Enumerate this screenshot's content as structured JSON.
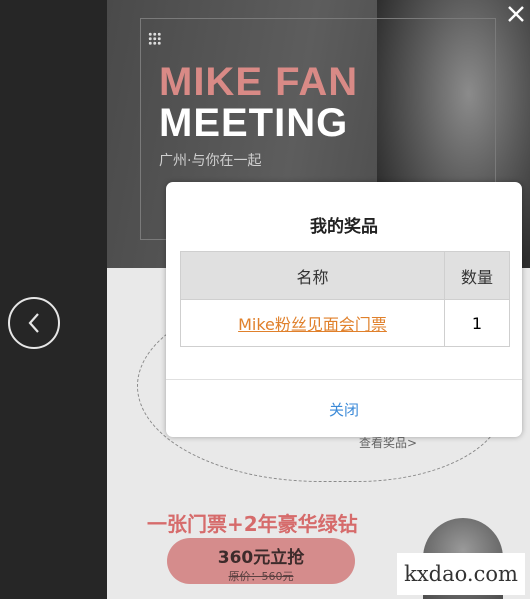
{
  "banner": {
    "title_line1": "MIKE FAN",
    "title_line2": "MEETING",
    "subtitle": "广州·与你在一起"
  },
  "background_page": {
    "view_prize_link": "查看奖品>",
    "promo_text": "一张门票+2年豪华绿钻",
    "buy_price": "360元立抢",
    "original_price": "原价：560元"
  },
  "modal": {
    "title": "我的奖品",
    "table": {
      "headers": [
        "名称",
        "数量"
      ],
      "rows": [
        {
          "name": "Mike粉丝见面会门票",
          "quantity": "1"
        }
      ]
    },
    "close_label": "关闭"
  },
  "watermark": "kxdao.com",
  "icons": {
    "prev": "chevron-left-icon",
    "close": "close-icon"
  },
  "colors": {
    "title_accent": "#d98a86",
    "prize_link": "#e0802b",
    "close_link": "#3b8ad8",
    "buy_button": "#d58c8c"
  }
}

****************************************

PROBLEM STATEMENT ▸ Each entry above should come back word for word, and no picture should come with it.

RESPONSE BOX ▸
Enumerate this screenshot's content as structured JSON.
{
  "banner": {
    "title_line1": "MIKE FAN",
    "title_line2": "MEETING",
    "subtitle": "广州·与你在一起"
  },
  "background_page": {
    "view_prize_link": "查看奖品>",
    "promo_text": "一张门票+2年豪华绿钻",
    "buy_price": "360元立抢",
    "original_price": "原价：560元"
  },
  "modal": {
    "title": "我的奖品",
    "table": {
      "headers": [
        "名称",
        "数量"
      ],
      "rows": [
        {
          "name": "Mike粉丝见面会门票",
          "quantity": "1"
        }
      ]
    },
    "close_label": "关闭"
  },
  "watermark": "kxdao.com",
  "icons": {
    "prev": "chevron-left-icon",
    "close": "close-icon"
  },
  "colors": {
    "title_accent": "#d98a86",
    "prize_link": "#e0802b",
    "close_link": "#3b8ad8",
    "buy_button": "#d58c8c"
  }
}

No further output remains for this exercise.